▶ **YOUR OBJECTIVE**:
How many lines of the records hold the string "Workstations"? Reply with the number alone.

(Component data from apps and pages)
..........

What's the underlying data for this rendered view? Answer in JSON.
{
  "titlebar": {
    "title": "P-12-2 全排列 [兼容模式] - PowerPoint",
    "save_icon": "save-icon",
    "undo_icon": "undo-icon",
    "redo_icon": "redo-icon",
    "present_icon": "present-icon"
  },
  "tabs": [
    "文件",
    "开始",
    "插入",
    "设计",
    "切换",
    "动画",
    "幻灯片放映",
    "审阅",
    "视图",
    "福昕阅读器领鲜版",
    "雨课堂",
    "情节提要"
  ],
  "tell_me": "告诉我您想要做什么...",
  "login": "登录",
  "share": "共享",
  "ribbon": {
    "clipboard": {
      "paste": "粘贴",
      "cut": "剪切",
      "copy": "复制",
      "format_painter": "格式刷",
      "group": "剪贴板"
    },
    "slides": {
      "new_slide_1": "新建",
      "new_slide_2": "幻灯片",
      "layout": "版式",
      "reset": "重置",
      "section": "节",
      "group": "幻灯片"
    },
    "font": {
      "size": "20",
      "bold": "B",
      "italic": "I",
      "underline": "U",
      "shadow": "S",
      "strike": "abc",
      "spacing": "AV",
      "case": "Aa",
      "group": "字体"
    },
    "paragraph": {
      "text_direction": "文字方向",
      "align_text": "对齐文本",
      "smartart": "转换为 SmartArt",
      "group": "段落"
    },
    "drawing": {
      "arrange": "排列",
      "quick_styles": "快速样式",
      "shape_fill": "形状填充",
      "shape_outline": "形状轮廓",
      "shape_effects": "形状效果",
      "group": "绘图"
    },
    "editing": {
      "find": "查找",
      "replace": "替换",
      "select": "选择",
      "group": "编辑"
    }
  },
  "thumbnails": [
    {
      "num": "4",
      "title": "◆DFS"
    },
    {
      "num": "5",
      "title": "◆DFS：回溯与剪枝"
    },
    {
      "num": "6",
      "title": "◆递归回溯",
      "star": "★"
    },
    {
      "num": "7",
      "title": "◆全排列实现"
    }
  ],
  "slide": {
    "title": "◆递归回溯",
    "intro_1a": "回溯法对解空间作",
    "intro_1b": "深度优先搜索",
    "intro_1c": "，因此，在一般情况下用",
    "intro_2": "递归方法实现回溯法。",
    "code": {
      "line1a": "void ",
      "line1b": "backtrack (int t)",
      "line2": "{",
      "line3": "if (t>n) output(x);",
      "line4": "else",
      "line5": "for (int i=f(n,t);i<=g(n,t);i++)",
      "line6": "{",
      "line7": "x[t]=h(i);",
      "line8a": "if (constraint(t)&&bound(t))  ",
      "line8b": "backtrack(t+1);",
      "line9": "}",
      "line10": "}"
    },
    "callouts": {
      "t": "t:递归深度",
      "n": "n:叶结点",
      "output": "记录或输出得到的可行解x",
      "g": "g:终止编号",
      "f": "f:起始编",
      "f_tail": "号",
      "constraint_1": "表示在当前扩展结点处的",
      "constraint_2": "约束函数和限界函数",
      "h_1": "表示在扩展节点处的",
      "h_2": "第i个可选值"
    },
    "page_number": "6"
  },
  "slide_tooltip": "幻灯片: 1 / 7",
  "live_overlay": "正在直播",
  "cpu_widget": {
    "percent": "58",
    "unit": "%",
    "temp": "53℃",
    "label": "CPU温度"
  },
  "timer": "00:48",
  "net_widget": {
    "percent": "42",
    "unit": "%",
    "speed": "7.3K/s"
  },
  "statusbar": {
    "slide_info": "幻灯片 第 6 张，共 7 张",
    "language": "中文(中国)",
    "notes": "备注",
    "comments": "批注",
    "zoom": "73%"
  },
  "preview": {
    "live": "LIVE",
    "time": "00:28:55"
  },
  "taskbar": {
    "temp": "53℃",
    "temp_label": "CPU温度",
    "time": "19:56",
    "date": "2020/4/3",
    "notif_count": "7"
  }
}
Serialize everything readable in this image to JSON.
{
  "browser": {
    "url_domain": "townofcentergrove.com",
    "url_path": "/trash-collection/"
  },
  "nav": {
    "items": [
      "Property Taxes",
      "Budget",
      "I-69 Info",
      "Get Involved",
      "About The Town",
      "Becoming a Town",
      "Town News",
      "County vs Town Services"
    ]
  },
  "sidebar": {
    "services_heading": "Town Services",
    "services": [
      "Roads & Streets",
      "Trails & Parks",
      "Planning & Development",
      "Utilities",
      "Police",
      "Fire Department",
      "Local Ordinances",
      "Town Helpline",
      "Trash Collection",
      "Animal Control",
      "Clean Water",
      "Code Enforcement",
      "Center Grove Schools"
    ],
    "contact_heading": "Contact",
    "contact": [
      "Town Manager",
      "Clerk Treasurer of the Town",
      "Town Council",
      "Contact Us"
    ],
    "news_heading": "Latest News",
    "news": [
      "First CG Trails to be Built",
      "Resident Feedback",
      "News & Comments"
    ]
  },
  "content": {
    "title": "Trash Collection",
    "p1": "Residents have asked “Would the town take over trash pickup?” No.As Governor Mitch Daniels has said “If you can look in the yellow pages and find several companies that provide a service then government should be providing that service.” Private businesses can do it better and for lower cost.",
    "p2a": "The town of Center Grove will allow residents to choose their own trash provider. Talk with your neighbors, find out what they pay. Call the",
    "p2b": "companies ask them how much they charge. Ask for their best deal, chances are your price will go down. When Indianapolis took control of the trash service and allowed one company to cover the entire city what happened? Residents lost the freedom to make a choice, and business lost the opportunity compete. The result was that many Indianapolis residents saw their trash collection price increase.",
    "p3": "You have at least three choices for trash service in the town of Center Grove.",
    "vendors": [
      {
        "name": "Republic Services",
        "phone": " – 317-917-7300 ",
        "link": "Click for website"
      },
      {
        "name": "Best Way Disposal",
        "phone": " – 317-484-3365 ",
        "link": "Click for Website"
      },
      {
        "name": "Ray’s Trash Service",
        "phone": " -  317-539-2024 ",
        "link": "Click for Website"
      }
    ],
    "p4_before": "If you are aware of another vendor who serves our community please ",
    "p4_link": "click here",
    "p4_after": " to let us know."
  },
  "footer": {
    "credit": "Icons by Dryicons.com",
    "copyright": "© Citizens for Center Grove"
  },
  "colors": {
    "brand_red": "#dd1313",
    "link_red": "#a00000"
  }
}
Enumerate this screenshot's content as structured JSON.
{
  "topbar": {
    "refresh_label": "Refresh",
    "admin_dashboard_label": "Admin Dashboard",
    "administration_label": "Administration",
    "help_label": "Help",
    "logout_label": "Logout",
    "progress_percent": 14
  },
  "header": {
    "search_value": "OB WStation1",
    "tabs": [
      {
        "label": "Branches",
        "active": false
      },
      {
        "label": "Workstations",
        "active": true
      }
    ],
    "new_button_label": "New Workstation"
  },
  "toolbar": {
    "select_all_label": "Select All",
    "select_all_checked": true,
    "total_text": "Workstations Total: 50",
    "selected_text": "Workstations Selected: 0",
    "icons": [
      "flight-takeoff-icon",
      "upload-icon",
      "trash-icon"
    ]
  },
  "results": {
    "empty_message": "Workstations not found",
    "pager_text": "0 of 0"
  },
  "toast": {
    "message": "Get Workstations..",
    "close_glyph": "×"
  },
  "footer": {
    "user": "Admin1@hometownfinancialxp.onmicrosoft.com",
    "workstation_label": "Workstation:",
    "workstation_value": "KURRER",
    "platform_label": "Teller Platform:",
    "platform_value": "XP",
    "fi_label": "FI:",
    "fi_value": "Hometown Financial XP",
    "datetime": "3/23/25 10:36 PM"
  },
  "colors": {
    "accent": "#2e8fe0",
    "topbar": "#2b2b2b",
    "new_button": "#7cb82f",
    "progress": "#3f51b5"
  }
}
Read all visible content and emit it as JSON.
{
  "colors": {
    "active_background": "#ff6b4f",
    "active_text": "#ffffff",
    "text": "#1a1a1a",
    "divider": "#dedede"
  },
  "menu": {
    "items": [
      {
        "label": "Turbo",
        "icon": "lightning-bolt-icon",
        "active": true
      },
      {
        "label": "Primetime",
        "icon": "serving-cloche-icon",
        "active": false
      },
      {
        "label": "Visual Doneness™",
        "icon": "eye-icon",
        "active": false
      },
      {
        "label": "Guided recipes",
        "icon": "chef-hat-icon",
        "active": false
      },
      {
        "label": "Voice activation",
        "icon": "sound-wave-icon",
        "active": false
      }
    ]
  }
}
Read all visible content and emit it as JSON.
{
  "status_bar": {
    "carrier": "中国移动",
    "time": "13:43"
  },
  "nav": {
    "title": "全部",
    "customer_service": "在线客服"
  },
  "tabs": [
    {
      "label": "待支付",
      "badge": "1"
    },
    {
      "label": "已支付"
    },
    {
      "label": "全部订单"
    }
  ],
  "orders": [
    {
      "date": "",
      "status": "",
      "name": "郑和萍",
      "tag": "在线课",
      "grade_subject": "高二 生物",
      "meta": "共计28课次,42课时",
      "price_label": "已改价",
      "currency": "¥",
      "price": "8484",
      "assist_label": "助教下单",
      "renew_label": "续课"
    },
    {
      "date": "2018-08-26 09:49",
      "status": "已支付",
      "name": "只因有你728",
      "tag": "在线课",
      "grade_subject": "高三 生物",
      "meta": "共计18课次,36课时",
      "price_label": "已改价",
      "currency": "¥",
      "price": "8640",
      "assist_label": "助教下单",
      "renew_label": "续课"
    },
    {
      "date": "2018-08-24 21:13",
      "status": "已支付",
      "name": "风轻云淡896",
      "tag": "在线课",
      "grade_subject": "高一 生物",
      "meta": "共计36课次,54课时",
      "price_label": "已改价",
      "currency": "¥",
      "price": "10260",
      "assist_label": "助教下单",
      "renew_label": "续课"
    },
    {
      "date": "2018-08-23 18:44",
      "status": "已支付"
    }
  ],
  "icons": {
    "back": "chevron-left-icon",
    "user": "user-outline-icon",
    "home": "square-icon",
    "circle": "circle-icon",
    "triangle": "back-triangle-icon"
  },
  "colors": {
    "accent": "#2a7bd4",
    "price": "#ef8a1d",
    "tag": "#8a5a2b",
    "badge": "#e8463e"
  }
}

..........

▶ **OUTPUT BELOW**:
5